Shakespeare's Birthday Celebration 2012, Stratford-upon-Avon

Every year Stratford-upon-Avon had a parade to mark the birthday of Shakespeare.  The Head Boy (yes they really do exist outside of Harry Potter world) from the King Edward School knocks on the door of Shakespeare's birthplace, where a man and woman dressed as Shakespeare and Anne Hathaway give him a quill.  He then leads the parade as it goes to the market cross (where a series of flags are unraveled to represent the different countries and organizations at the parade).  From here the parade continues down High Street, Chapel Street and then Church Street before it turns onto Old Town, which leads to the church.  It might sound long, but in England many streets change their name at every intersection, so it is actually only about three blocks.  The parade ends at Holy Trinity Church, where Shakespeare is buried.  The Head Boy replaces the quill in the funeral bust of Shakespeare and hundreds of flowers are then laid on Shakespeare's grave. 

My friend Robert and David sitting in front of the Shakespeare Institute, waiting for the parade to begin

The Shakespeare Institute delegation in the parade.  One student from each MA program walks in the parade from the Birthplace to Shakespeare's grave.  The man in the red robe in the back in Dr Michael Dobson, the new director of the Institute.    

Me and the sign to the institute.  Betwixt my teeth is the rose I laid on Shakespeare's grave.

Each country is invited to send delegates to march in the parade.  This year and last year China had the largest turn out.  Their dragon was a crowd favorite.

They also had Chinese Opera actors, who jumped along the way to the church.

Morris dancers!

My flower for Shakespeare and rosemary from the Institute garden, with the spire of the church in the background.  Rosemary is traditionally associated with memory.  In Hamlet, after she looses her marbles, Ophelia starts throwing bits of foliage about and says 'There's rosemary, that's for remembrance.'  There is a monument to Shakespeare in Southwark Cathedral in London that shows him laying down, reclining on his elbow.  There is always a sprig of rosemary in his hand.  Interestingly, to geeks like me, Shakespeare's brother, Edmund, is buried in Southwark Cathedral; the contemporary playwrights of Shakespeare who collaborated on many plays, Beaumont and Fletcher, are also buried in the cathedral.  Edmund was an actor who moved to London sometime in the 1590s.      

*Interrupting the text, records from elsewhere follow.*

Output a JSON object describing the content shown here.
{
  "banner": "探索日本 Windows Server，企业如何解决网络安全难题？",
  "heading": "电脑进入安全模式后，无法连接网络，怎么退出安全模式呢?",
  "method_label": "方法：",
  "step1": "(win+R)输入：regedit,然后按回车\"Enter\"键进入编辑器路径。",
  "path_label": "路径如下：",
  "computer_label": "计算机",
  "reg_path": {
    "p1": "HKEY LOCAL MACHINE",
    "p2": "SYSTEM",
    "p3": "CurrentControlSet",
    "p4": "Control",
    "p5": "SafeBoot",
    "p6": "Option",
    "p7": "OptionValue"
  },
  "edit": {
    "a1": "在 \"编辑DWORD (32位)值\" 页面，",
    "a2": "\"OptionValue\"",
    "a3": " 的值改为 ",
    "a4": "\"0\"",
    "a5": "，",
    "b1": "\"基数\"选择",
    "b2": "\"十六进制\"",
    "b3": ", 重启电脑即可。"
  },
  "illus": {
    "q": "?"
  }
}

Once you enter the church through the west doors you walk to the chancel, where the grave of Shakespeare and those of certain members of his family are located.  You hand your flowers to the people in the white surplices and then leave through a door that is only used at this time of year.  

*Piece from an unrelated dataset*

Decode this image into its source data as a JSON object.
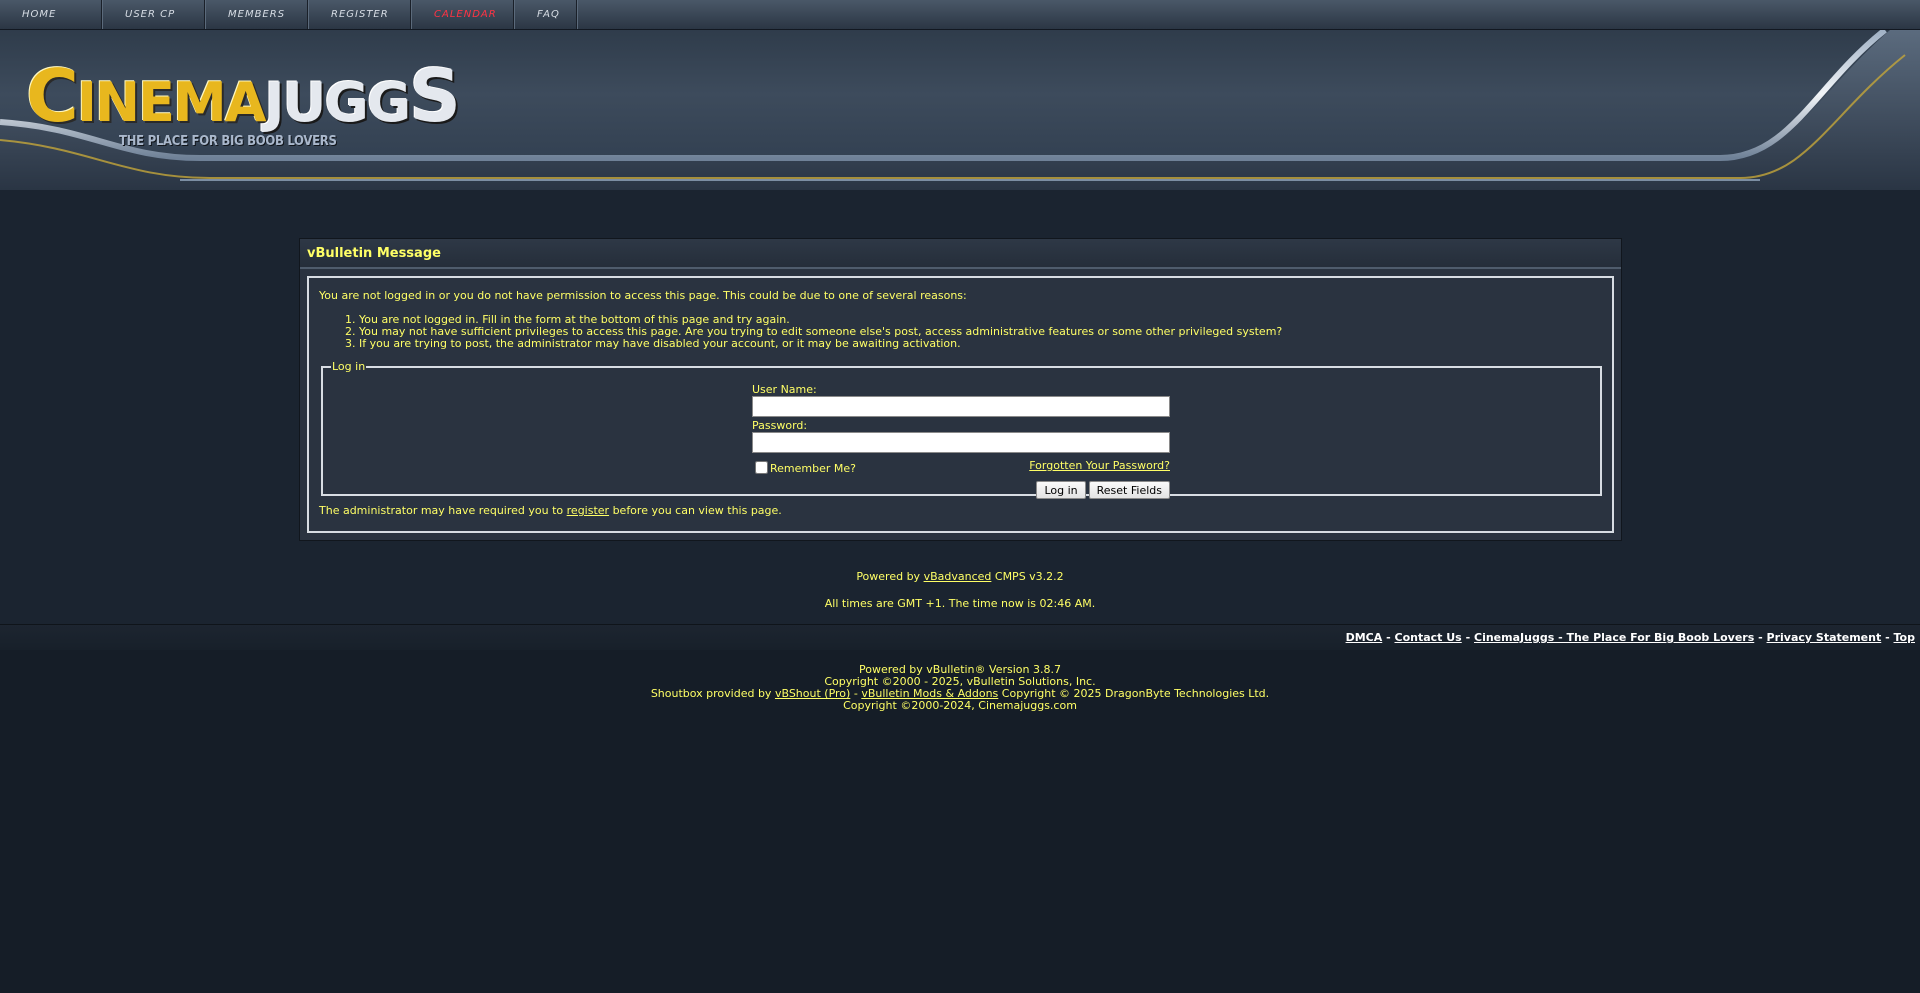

DUCKS IN FRONT OF THE ROYAL SHAKESPEARE COMPANY THEATRES!!!  After the Parade was over my friends and I decided to walk around town and take in the events planned for the day.   

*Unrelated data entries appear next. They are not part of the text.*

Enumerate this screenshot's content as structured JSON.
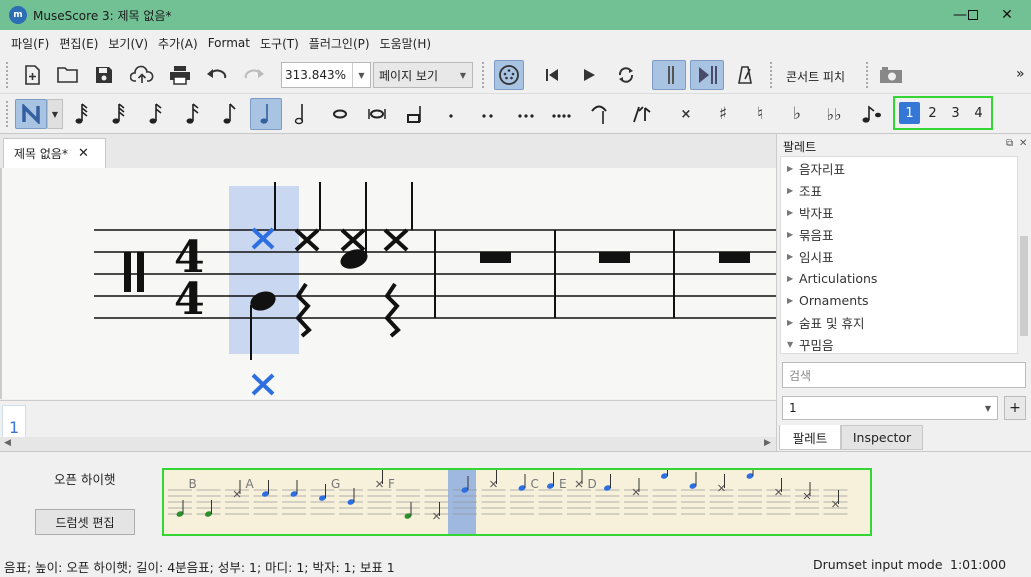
{
  "window": {
    "title": "MuseScore 3: 제목 없음*",
    "app_icon_text": "m"
  },
  "menu": [
    "파일(F)",
    "편집(E)",
    "보기(V)",
    "추가(A)",
    "Format",
    "도구(T)",
    "플러그인(P)",
    "도움말(H)"
  ],
  "toolbar": {
    "zoom_value": "313.843%",
    "view_mode": "페이지 보기",
    "concert_pitch": "콘서트 피치",
    "overflow": "»"
  },
  "voices": [
    "1",
    "2",
    "3",
    "4"
  ],
  "selected_voice": "1",
  "score_tab": {
    "label": "제목 없음*",
    "close": "✕"
  },
  "navigator": {
    "page": "1"
  },
  "palette": {
    "title": "팔레트",
    "items": [
      "음자리표",
      "조표",
      "박자표",
      "묶음표",
      "임시표",
      "Articulations",
      "Ornaments",
      "숨표 및 휴지",
      "꾸밈음"
    ],
    "expanded_item": "꾸밈음",
    "search_placeholder": "검색",
    "workspace_value": "1",
    "plus": "+",
    "tabs": [
      "팔레트",
      "Inspector"
    ]
  },
  "drumset": {
    "selected_instrument": "오픈 하이햇",
    "edit_button": "드럼셋 편집",
    "shortcut_letters": [
      "B",
      "A",
      "G",
      "F",
      "C",
      "E",
      "D"
    ]
  },
  "status": {
    "text": "음표; 높이: 오픈 하이햇; 길이: 4분음표; 성부: 1;  마디: 1; 박자: 1; 보표 1",
    "mode": "Drumset input mode",
    "time": "1:01:000"
  },
  "colors": {
    "titlebar": "#72c195",
    "selection": "#a9c3e2",
    "highlight_border": "#33d633",
    "voice1": "#3477d6"
  }
}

We took a row boat ride on the river avon. I have wanted to do this for over a year and finally did!  Jamie looked terrified when it was her turn to row.

Tanya and I look usual.

Our friends in their boat.  We had planned to race them, the brits versus the the Americans, but soon abandoned that idea once we realized how hard it was to steer.  

Holy Trinity Church from the river.

Tanya made rowing look so fabulous...until she fell backwards.  I laughed until it happened to me soon after.

Me on my bum in the boat.  Well played physics.  Well played.

My friend emma had to spend the day working at the RSC.  She promptly stickered me when I walked by.

Normally King Lear is sad in this picture.  The simple transition from a sad to an excited face completely changes the meaning of the show!

Now I just look confused.

This was a Brazilian Samba group that performed in front of the bridge.  Good music.

My friend Marshall was working with a group of teenagers who put on an abbreviated version of Romeo and Juliet that started in front of the RSC, moved to the park (where this was taken) and ended in Holy Trinity Church.

The grave covered with flowers.  

Under this pile of flowers is the grave Shakespeare.  The entire chancel smelled amazing with the hundreds of fresh flowers in the room.

No comments:

Post a Comment